The approval is up to the Pontifical Council for the Laity, the Pope added.

The Holy Father sent a letter dated April 5 to Cardinal James Francis Stafford, president of the said pontifical council, in which he highlights the "precious" results reached by the Neocatechumenal Way in its more than 30 years of existence. He also stresses the importance of complying with "some essential requisites, on which the very existence of the Way depends."

In particular, the Holy Father points out the need to "write a precise statutory normative to obtain formal juridical recognition."

The founders of the Way began writing the statutes in 1997. Founder Kiko Arguello has wished to avoid the written word and juridical formulas, fearing that they would stifle the freshness of spirit that inspired the birth and development of the Way.

Arguello, a Spaniard, founded the Way after being an atheist and suffering an existential crisis. He changed his life and embraced Christianity with great intensity. In 1964 he went to live with the poor in shantytowns on the outskirts of Madrid.

While associating with the poor, Arguello discovered a catechetical theological synthesis, which enabled him to form a community that lives celebrating the Word of God and the Eucharist. The stress is on the Word, the liturgy and the community. The charism now has about 1 million followers worldwide.
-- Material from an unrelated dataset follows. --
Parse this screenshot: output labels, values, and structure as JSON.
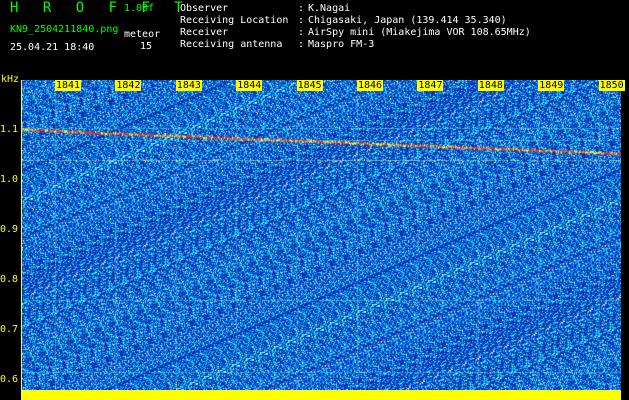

In his letter, John Paul II explains: "the apostolic exhortation ´Christifidelis Laici,´ emphasizes that ´no charism dispenses a person from reference and submission to the Pastors of the Church.´ The Pope quoted what was written in this connection in the dogmatic constitution "Lumen Gentium": "Those who have charge over the Church should judge the genuineness and proper use of these gifts, through their office not indeed to extinguish the Spirit, but to test all things and hold fast to what is good" (No. 12).

John Paul II stressed that the recognition and acceptance of charisms "is not an easy process." It requires "profound discernment of the will of God, and must constantly be accompanied by prayer." The culmination of the process is "the official act of recognition and approval of the statutes, as a clear and safe rule of life."

The letter responds implicitly to bishops, who have questioned the Vatican about the juridical position of the Neocatechumenate, as it is also known. The Holy Father indicates that the Pontifical Council for the Laity is responsible for the ecclesial approval of the Way and its following in the future.

This decision was taken not only "because of the authority that belongs" to the Council for the Laity, but also "because of the singular experience it has in this matter."

"On this is based the hope for a happy outcome of the procedure that is already entering its final phase," the Pope wrote.